- [Aim of the task]: Scan the listing below. Copy each line that contains "Version".
____________
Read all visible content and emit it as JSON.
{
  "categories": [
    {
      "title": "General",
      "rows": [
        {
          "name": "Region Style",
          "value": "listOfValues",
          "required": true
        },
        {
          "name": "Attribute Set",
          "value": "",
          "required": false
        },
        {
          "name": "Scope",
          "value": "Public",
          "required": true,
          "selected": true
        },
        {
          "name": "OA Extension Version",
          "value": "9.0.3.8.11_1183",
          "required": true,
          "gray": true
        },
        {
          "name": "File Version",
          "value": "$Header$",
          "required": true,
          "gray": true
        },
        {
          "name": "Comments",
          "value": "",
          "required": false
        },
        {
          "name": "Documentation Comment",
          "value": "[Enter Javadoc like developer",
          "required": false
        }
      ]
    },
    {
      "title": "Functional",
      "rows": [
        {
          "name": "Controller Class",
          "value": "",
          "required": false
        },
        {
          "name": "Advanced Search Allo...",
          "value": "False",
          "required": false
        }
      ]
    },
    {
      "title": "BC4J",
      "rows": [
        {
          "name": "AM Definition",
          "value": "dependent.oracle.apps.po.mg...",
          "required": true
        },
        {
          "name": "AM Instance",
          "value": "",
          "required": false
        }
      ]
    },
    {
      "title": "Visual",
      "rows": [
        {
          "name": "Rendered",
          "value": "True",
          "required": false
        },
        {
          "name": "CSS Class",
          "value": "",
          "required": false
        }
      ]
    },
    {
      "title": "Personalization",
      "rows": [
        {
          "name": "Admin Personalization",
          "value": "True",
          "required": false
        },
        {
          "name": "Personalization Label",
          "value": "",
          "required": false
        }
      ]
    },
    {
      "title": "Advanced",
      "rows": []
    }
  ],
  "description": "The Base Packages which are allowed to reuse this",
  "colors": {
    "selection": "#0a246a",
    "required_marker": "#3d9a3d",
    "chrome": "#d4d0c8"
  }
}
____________
- [Output of the task]:
          "name": "OA Extension Version",
          "name": "File Version",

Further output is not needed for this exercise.